• [WHAT IS NEEDED]: Gather every line in the records below that contains the word "Overflow".

[Stored items from a collection]
========================================

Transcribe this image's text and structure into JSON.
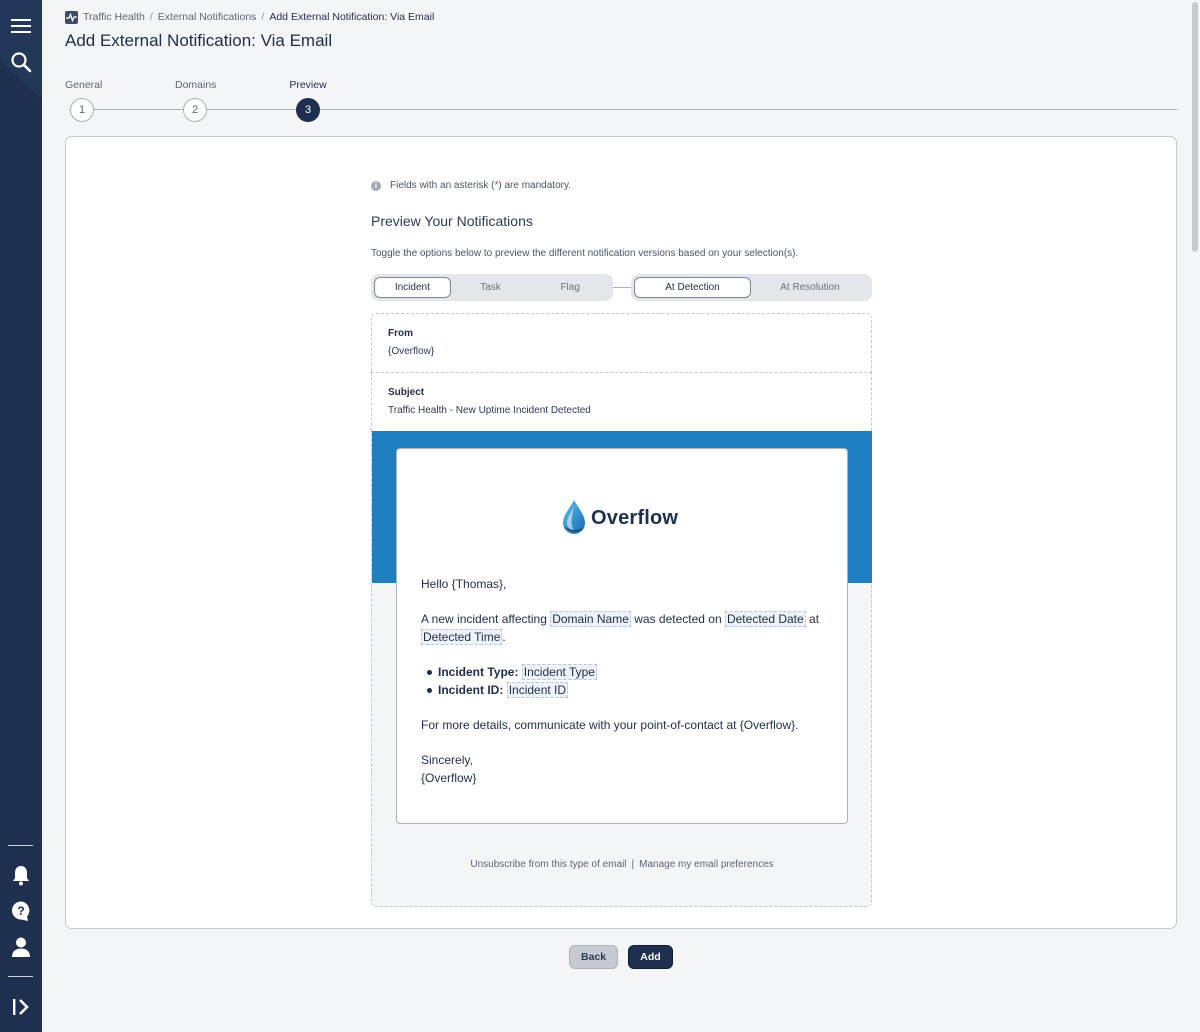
{
  "sidebar": {
    "top_icons": [
      "menu-icon",
      "search-icon"
    ],
    "bottom_icons": [
      "bell-icon",
      "help-icon",
      "user-icon",
      "expand-sidebar-icon"
    ]
  },
  "breadcrumb": {
    "items": [
      "Traffic Health",
      "External Notifications",
      "Add External Notification: Via Email"
    ]
  },
  "page_title": "Add External Notification: Via Email",
  "stepper": {
    "steps": [
      {
        "label": "General",
        "number": "1"
      },
      {
        "label": "Domains",
        "number": "2"
      },
      {
        "label": "Preview",
        "number": "3"
      }
    ],
    "active_step": 3
  },
  "form": {
    "mandatory_prefix": "Fields with an asterisk (",
    "mandatory_asterisk": "*",
    "mandatory_suffix": ") are mandatory.",
    "preview_title": "Preview Your Notifications",
    "preview_description": "Toggle the options below to preview the different notification versions based on your selection(s).",
    "type_toggle": [
      "Incident",
      "Task",
      "Flag"
    ],
    "type_selected": "Incident",
    "stage_toggle": [
      "At Detection",
      "At Resolution"
    ],
    "stage_selected": "At Detection",
    "from_label": "From",
    "from_value": "{Overflow}",
    "subject_label": "Subject",
    "subject_value": "Traffic Health - New Uptime Incident Detected"
  },
  "email": {
    "brand_name": "Overflow",
    "greeting": "Hello {Thomas},",
    "line1_a": "A new incident affecting ",
    "ph_domain": "Domain Name",
    "line1_b": " was detected on ",
    "ph_date": "Detected Date",
    "line1_c": " at ",
    "ph_time": "Detected Time",
    "line1_d": ".",
    "bullet1_label": "Incident Type:",
    "ph_type": "Incident Type",
    "bullet2_label": "Incident ID:",
    "ph_id": "Incident ID",
    "details": "For more details, communicate with your point-of-contact at {Overflow}.",
    "closing": "Sincerely,",
    "signature": "{Overflow}",
    "unsubscribe": "Unsubscribe from this type of email",
    "footer_sep": "|",
    "preferences": "Manage my email preferences"
  },
  "colors": {
    "sidebar": "#1e2f4f",
    "banner": "#1f7fc1",
    "primary_button": "#1e2f4f"
  },
  "actions": {
    "back": "Back",
    "add": "Add"
  }
}
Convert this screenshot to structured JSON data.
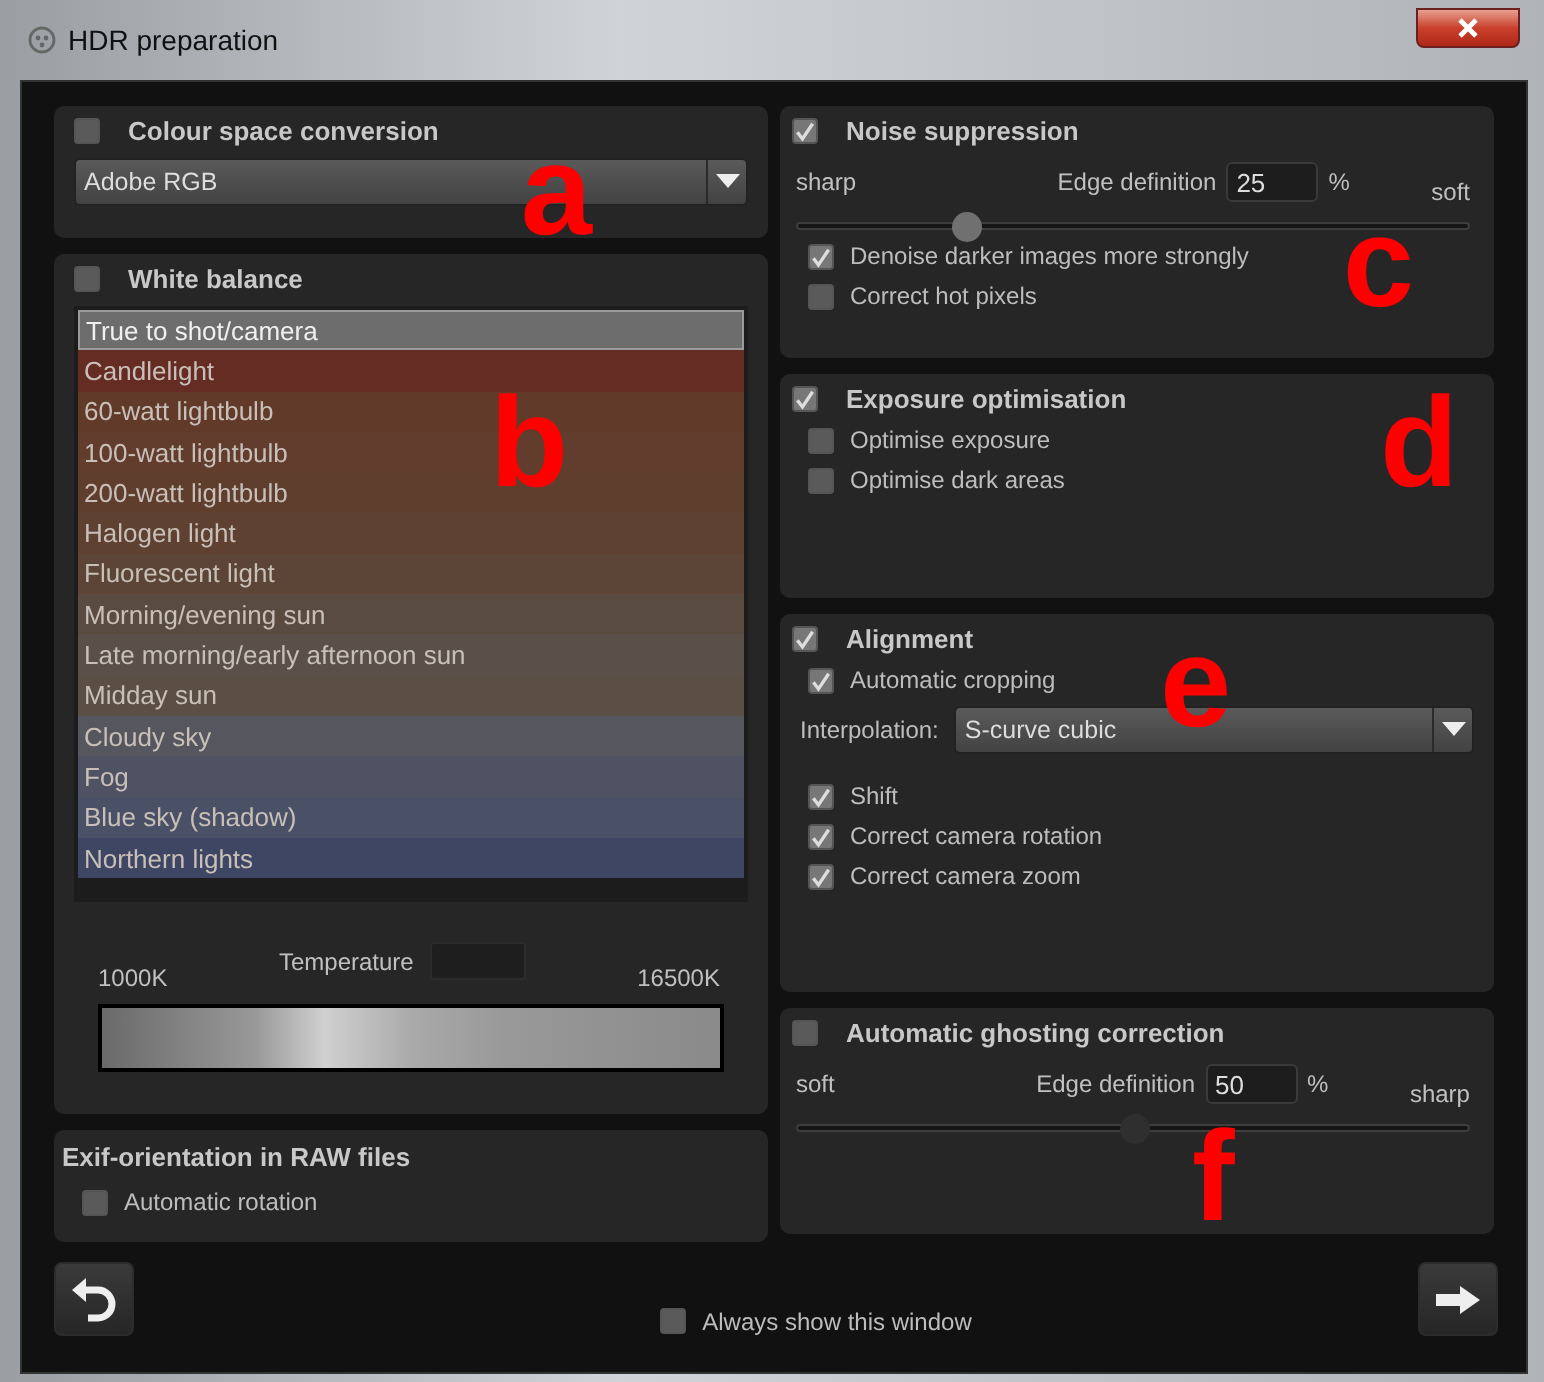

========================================

• [EXERCISE ANSWER]:
    "from_value": "{Overflow}",
    "brand_name": "Overflow",
    "details": "For more details, communicate with your point-of-contact at {Overflow}.",
    "signature": "{Overflow}",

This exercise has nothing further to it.